- United States Funds Antiretrovirals for Vietnamese Military
- European Conference: Integrating Environment, Development, and Conflict Prevention
- Wood Gathering Risky Business for Ethiopian Girls, Women
- Pentagon Source on Environmental Activities
- Tackle Violence to Address AIDS, Say Experts
- UN: Environment Threatened in Post-Conflict Lebanon
- Environment, Poverty, Security: What’s Population Got to Do With It? ‘(Online Discussion)’
- Poor Aid, Trade Policies Can Undermine Security, Say Authors of New Volume
- China Pledges to Address Gender Imbalance
- As Population Grows, Persian Gulf Anticipates Water Shortage
- Sachs: Poverty Alleviation Route to Security
- Caucuses Discuss Environment’s Impact on Security
- Global Risk Factors
- Pakistan Promotes Contraception to Slow Growth
- Measuring the Global Glass Ceiling
- Welcome to Our New Blog!
- December (17) ▼ ►
What We’re Tweeting
What You’re Saying
- Natural Power: Sustainability Policies and Practices at the New York Power Authority Thursday, June 13, 2013

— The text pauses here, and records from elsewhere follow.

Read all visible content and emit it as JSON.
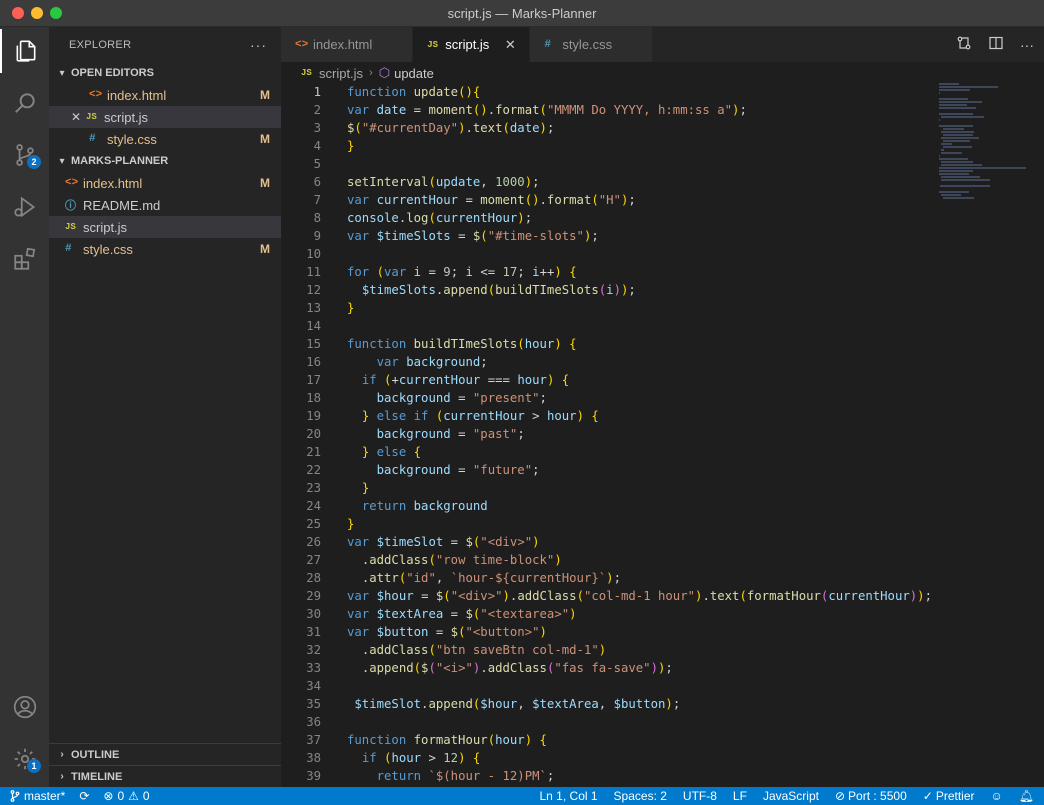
{
  "window": {
    "title": "script.js — Marks-Planner"
  },
  "explorer": {
    "title": "EXPLORER",
    "more": "···",
    "open_editors_title": "OPEN EDITORS",
    "open_editors": [
      {
        "icon": "html-file-icon",
        "label": "index.html",
        "status": "M"
      },
      {
        "icon": "js-file-icon",
        "label": "script.js",
        "status": ""
      },
      {
        "icon": "css-file-icon",
        "label": "style.css",
        "status": "M"
      }
    ],
    "project_title": "MARKS-PLANNER",
    "files": [
      {
        "icon": "html-file-icon",
        "label": "index.html",
        "status": "M"
      },
      {
        "icon": "info-file-icon",
        "label": "README.md",
        "status": ""
      },
      {
        "icon": "js-file-icon",
        "label": "script.js",
        "status": ""
      },
      {
        "icon": "css-file-icon",
        "label": "style.css",
        "status": "M"
      }
    ],
    "outline_title": "OUTLINE",
    "timeline_title": "TIMELINE"
  },
  "activity": {
    "scm_badge": "2",
    "accounts_badge": "1"
  },
  "tabs": [
    {
      "label": "index.html",
      "icon": "html-file-icon"
    },
    {
      "label": "script.js",
      "icon": "js-file-icon",
      "active": true
    },
    {
      "label": "style.css",
      "icon": "css-file-icon"
    }
  ],
  "icon_text": {
    "html": "<>",
    "js": "JS",
    "css": "#",
    "info": "ⓘ"
  },
  "breadcrumb": {
    "file": "script.js",
    "symbol": "update"
  },
  "code": {
    "active_line": 1,
    "lines": [
      "function update(){",
      "var date = moment().format(\"MMMM Do YYYY, h:mm:ss a\");",
      "$(\"#currentDay\").text(date);",
      "}",
      "",
      "setInterval(update, 1000);",
      "var currentHour = moment().format(\"H\");",
      "console.log(currentHour);",
      "var $timeSlots = $(\"#time-slots\");",
      "",
      "for (var i = 9; i <= 17; i++) {",
      "  $timeSlots.append(buildTImeSlots(i));",
      "}",
      "",
      "function buildTImeSlots(hour) {",
      "    var background;",
      "  if (+currentHour === hour) {",
      "    background = \"present\";",
      "  } else if (currentHour > hour) {",
      "    background = \"past\";",
      "  } else {",
      "    background = \"future\";",
      "  }",
      "  return background",
      "}",
      "var $timeSlot = $(\"<div>\")",
      "  .addClass(\"row time-block\")",
      "  .attr(\"id\", `hour-${currentHour}`);",
      "var $hour = $(\"<div>\").addClass(\"col-md-1 hour\").text(formatHour(currentHour));",
      "var $textArea = $(\"<textarea>\")",
      "var $button = $(\"<button>\")",
      "  .addClass(\"btn saveBtn col-md-1\")",
      "  .append($(\"<i>\").addClass(\"fas fa-save\"));",
      "",
      " $timeSlot.append($hour, $textArea, $button);",
      "",
      "function formatHour(hour) {",
      "  if (hour > 12) {",
      "    return `$(hour - 12)PM`;"
    ]
  },
  "statusbar": {
    "branch": "master*",
    "sync": "⟳",
    "errors": "0",
    "warnings": "0",
    "position": "Ln 1, Col 1",
    "spaces": "Spaces: 2",
    "encoding": "UTF-8",
    "eol": "LF",
    "language": "JavaScript",
    "port": "Port : 5500",
    "prettier": "Prettier"
  }
}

- Harmony in the Forest: Improving Habitats for Species and People in East Asia Thursday, May 30, 2013
- Vision, Innovation, and Action to Address Child Marriage Tuesday, May 21, 2013
- The GEF Looking Forward Monday, May 20, 2013
- Backdraft: The Conflict Potential of Climate Change Adaptation and Mitigation (Report Launch) Thursday, May 16, 2013
- Is the bride too beautiful? Safe motherhood in rural Rwanda Tuesday, May 21, 2013
- Who Runs the (Global Health) World? Tuesday, May 21, 2013
- DoD and Global Health: Time for a Dose of Development Realism Tuesday, May 21, 2013
- NPR: Why spending more on women in global health makes sense even if men are doing worse | Tuesday, May 21, 2013
- The promise and pitfalls in efforts to reform US foreign food aid | Tuesday, May 21, 2013
- Schuyler Null // Managing Editor
- Meaghan Parker // Editor
- Sean Peoples // Media Editor
- Kate Diamond // Contributing Editor
- Geoff Dabelko // Senior Advisor
- Sandeep Bathala
- Richard Cincotta
- Lauren Herzer
- Michael Kugelman
- Carolyn Lamere
- Elizabeth Leahy Madsen
- Laurie Mazur
- Kathleen Mogelgaard
- Graham Norwood
- Maria Prebble